By Genalyn Kabiling
The government has not forged any stand-down agreement with the communist rebel group but might consider it in the resumption of the peace talks, a Palace official said Monday.
Presidential Spokesman Harry Roque made the remarks after criticizing the rebel group for its “irregular” release of the reported joint stand-down deal with the government.
“Wala pong stand-down agreement. Anyway, wala pa naman pong resumption of peace talks. I’m sure kung magkakaroon po ng resumption of peace talks, that will be considered [There is no stand-down agreement. Anyway, there is no resumption of peace talks yet. I’m sure if there will be a resumption of peace talks, that will be considered],” Roque said during a Palace press briefing.
Before the government agrees to return to the negotiation table, Roque insisted that the President has asked the rebels to agree to ceasefire and stop its extortion activities.
“Mayroon pong mga demands din ang ating Presidente: Tigil pangongolekta ng revolutionary taxes; tigil talaga ang putukan, honest to goodness tigil ang putukan [The President has made demands including cessation of collection of revolutionary taxes and honest-to-goodness ceasefire],” he said.
The President earlier decided to defer the resumption of the peace talks set this month following a meeting with top military, police and other peace officials in Malacañang. Duterte reportedly wanted the government peace panel to conduct public consultations about the peace initiative first.
The communist rebel group denounced Duterte’s latest decision, citing the progress in the back channel negotiations including an alleged joint agreement to stop hostilities ahead of the resumption of the formal talks.
The stand-down agreement, reportedly signed by government and rebel peace panel chairs, was supposed to be released a week before the June 28 resumption of the talks in Norway.
Reacting to the release of the purported stand-down deal, Roque said
the rebel group should not have preempted the government in issuing statements about the peace process.

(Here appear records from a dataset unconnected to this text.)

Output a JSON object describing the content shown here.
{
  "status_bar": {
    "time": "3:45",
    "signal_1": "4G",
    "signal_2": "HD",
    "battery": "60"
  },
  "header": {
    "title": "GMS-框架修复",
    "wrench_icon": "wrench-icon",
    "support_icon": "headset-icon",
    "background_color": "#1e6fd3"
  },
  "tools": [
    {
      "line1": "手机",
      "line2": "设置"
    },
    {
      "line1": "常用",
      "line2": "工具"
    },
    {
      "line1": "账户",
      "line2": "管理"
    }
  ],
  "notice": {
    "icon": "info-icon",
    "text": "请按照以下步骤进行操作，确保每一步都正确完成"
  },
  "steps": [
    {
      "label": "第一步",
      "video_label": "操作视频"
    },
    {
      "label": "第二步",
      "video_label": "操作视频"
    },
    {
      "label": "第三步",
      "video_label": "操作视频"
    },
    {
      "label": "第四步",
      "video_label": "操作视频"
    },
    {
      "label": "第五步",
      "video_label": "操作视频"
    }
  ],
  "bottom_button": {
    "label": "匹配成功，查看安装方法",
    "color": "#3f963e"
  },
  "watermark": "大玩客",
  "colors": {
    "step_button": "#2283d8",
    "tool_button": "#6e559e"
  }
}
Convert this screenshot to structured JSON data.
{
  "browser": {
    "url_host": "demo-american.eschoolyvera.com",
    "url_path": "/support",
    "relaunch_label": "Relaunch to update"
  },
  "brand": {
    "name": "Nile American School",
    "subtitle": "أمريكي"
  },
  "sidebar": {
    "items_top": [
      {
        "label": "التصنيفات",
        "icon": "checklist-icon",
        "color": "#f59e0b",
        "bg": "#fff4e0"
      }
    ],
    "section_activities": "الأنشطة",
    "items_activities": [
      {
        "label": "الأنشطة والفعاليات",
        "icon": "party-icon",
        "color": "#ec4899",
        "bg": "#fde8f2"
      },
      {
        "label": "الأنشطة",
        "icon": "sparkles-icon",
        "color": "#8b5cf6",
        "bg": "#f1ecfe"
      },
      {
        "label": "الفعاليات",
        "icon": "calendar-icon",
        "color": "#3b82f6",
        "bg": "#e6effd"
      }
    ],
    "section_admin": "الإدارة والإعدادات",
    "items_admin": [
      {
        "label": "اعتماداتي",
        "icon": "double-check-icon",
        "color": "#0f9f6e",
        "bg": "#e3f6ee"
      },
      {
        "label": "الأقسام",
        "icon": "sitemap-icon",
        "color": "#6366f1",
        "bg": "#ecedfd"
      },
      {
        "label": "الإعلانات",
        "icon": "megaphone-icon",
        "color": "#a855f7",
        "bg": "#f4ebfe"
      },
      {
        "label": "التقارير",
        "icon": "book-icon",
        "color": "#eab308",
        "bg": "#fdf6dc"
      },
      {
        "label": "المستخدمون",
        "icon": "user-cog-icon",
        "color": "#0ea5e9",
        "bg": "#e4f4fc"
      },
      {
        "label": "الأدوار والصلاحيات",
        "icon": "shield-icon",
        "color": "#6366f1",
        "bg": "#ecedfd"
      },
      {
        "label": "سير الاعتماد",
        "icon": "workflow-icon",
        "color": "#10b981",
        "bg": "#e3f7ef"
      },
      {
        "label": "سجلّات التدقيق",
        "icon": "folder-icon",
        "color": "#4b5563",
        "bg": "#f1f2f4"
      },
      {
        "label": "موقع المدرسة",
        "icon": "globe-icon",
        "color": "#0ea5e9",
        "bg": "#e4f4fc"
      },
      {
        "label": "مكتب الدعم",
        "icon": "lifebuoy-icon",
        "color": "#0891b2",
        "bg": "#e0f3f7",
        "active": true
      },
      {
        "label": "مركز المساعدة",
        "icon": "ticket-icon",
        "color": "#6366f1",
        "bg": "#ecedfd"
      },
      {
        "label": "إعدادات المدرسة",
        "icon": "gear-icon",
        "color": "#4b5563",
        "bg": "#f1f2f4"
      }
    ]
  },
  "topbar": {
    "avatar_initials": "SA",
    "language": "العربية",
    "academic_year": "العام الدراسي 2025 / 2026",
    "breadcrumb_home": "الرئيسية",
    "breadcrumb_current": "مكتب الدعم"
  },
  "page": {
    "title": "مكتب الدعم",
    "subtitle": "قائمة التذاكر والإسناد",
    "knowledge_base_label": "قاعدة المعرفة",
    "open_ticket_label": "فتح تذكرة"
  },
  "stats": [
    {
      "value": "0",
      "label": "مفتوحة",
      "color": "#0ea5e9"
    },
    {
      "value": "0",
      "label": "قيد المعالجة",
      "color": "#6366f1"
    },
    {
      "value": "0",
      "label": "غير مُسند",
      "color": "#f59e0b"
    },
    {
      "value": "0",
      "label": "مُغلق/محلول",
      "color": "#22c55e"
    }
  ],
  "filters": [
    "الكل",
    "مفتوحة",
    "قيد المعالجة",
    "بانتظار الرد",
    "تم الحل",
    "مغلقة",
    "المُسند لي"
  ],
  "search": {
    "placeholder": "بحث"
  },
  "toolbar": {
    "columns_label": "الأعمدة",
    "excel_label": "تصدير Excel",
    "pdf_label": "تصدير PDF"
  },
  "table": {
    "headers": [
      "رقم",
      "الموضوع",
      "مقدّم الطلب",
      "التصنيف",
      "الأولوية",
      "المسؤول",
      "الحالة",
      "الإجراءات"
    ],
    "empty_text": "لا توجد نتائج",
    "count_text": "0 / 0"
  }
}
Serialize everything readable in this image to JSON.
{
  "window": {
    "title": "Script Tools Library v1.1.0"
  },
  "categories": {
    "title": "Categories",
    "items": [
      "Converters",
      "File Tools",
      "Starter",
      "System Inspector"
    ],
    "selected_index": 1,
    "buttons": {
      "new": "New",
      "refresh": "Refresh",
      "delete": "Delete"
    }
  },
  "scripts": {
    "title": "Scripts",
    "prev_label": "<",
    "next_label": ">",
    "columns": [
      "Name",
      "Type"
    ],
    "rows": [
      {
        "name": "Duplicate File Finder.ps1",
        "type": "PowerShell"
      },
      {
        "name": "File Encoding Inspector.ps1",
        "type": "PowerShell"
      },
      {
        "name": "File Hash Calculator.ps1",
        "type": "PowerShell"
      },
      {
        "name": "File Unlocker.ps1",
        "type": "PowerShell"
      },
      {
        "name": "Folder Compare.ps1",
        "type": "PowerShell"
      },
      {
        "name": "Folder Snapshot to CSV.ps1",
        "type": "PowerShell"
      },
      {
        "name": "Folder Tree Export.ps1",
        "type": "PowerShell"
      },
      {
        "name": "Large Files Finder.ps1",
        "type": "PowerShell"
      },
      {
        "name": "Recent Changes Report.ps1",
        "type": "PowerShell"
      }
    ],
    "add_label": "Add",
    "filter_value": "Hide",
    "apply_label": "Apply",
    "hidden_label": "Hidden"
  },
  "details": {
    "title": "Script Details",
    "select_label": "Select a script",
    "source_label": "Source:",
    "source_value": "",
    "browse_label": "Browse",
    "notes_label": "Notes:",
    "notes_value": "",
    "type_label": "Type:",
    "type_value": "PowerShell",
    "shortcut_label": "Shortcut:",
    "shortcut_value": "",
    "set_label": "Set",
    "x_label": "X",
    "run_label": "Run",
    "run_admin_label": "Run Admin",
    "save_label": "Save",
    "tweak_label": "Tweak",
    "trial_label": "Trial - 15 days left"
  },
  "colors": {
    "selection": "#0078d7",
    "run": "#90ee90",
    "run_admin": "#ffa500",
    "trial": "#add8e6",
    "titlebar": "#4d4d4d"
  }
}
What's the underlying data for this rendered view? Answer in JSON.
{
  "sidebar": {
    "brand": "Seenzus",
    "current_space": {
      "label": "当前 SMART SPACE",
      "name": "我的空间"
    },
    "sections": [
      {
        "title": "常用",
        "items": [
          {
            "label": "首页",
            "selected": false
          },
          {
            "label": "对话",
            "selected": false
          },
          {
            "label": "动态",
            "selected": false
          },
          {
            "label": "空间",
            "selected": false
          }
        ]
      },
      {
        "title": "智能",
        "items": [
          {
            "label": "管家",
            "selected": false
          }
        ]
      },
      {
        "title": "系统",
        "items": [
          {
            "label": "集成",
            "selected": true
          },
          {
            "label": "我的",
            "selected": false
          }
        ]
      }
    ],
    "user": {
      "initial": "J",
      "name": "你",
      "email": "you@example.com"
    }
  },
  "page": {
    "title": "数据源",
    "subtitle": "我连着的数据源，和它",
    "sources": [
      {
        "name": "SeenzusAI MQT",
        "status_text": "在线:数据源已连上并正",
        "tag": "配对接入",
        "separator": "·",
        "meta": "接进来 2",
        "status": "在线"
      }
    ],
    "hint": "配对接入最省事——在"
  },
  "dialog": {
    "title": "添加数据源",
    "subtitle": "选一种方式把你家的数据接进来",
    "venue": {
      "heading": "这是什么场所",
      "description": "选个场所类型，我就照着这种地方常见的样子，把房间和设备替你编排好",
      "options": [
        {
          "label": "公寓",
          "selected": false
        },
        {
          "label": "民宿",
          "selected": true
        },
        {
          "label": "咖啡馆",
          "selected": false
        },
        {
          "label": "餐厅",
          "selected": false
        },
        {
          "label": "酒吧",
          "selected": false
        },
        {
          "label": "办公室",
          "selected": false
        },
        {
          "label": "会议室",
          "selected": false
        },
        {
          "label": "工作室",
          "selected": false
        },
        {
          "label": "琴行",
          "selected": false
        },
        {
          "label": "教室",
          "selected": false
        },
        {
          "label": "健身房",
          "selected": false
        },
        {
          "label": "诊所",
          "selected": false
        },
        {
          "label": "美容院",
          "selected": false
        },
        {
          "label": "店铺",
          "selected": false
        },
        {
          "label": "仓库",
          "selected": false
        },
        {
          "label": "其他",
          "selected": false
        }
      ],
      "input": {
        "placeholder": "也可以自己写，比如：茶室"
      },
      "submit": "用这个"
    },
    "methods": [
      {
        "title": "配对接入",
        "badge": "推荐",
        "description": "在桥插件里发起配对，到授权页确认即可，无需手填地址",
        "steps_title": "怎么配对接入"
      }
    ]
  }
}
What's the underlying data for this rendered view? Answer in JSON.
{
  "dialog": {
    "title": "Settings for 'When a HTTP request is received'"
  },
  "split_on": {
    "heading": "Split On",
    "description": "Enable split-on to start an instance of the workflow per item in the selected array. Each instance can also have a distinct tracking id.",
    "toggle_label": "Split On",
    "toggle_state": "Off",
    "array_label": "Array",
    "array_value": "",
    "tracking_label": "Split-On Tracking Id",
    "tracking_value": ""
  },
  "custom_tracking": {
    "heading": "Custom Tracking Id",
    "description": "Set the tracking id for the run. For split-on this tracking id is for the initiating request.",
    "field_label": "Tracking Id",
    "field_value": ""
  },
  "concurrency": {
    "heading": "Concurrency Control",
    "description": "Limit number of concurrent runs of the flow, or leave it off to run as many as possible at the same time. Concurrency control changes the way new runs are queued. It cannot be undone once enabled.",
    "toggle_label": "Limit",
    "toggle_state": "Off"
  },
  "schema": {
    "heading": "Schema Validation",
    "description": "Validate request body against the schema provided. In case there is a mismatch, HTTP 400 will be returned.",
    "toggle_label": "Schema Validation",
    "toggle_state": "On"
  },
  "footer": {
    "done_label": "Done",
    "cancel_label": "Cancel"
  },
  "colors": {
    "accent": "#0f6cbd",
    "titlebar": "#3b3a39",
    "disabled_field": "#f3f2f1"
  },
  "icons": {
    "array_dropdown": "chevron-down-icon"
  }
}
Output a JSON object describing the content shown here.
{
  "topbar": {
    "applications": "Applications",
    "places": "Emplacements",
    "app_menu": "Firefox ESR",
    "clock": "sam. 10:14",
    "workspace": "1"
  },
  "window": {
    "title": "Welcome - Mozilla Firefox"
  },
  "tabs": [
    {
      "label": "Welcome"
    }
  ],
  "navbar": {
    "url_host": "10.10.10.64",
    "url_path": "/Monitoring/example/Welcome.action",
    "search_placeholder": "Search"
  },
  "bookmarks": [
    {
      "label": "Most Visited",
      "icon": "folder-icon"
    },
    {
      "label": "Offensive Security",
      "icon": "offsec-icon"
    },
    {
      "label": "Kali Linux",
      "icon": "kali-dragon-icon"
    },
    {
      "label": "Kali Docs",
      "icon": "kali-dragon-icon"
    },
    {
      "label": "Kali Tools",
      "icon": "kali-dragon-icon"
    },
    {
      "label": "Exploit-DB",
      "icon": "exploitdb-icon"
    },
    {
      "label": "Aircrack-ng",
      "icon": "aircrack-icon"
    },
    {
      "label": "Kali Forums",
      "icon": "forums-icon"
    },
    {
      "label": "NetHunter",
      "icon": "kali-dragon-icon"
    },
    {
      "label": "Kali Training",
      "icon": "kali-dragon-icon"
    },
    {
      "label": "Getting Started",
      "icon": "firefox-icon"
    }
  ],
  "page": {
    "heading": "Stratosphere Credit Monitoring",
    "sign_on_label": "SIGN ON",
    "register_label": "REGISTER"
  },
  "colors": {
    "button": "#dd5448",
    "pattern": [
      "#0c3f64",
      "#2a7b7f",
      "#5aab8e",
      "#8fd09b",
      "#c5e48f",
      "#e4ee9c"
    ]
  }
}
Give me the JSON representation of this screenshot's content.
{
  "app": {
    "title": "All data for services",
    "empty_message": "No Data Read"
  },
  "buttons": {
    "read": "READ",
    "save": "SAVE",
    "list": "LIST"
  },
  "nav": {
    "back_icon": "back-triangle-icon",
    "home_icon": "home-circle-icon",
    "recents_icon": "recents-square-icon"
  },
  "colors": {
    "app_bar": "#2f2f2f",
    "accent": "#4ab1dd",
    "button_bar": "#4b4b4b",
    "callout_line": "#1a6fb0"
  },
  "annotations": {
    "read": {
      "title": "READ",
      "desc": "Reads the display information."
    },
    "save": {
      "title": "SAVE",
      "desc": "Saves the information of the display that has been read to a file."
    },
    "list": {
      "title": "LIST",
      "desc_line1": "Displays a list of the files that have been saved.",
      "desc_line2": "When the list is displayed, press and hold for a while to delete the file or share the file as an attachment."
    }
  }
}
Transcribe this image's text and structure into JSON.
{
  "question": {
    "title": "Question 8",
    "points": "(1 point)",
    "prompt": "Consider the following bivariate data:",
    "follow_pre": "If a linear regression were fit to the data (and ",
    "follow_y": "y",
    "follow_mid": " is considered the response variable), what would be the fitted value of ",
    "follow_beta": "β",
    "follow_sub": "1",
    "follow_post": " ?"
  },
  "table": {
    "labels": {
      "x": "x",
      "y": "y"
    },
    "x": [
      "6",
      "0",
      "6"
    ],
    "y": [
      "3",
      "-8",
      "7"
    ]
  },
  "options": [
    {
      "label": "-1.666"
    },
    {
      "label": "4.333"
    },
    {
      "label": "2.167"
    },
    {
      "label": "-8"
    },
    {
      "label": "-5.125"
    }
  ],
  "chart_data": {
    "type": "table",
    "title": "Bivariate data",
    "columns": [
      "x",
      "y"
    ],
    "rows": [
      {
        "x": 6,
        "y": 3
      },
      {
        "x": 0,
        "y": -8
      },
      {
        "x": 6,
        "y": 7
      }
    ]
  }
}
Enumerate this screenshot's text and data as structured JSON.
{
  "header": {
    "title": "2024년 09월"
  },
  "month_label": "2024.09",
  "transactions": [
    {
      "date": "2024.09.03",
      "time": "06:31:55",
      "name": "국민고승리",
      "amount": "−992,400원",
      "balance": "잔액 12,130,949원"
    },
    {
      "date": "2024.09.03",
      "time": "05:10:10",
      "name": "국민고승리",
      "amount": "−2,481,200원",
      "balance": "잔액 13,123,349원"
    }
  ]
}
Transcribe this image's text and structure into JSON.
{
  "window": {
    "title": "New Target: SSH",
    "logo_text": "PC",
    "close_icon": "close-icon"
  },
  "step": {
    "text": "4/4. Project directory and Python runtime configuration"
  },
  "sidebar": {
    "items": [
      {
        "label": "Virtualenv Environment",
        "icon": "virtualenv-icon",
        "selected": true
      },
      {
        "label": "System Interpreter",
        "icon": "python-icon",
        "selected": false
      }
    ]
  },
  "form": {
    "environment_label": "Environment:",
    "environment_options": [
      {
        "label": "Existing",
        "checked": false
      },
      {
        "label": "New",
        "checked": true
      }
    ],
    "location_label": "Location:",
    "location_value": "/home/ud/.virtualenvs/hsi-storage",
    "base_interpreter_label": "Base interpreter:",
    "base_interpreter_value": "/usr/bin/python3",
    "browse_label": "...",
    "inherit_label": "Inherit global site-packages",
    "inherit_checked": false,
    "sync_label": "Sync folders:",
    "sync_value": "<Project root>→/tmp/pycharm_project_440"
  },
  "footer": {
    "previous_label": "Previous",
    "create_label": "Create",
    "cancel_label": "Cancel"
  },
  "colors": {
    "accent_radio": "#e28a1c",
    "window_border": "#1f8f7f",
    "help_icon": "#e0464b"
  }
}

“No offense, but we find it somehow irregular that the NDF has taken upon itself the role of informing the public what has been or what has not been agreed upon,” he said.
“I think out of deference to the government, they should await government’s announcements and should not preempt government in making these announcements,” he added.
Roque also made clear that any agreement in the peace process would be reviewed by the President.
“It is always within the powers of the President to review what has or has not been agreed upon by his agents,” he said.
“He also has to determine if some of the provisions entered into by them – although I am not conceding that they have in fact entered into any specific provisions as of now, are pursuant to the authority granted to them by the President,” he added.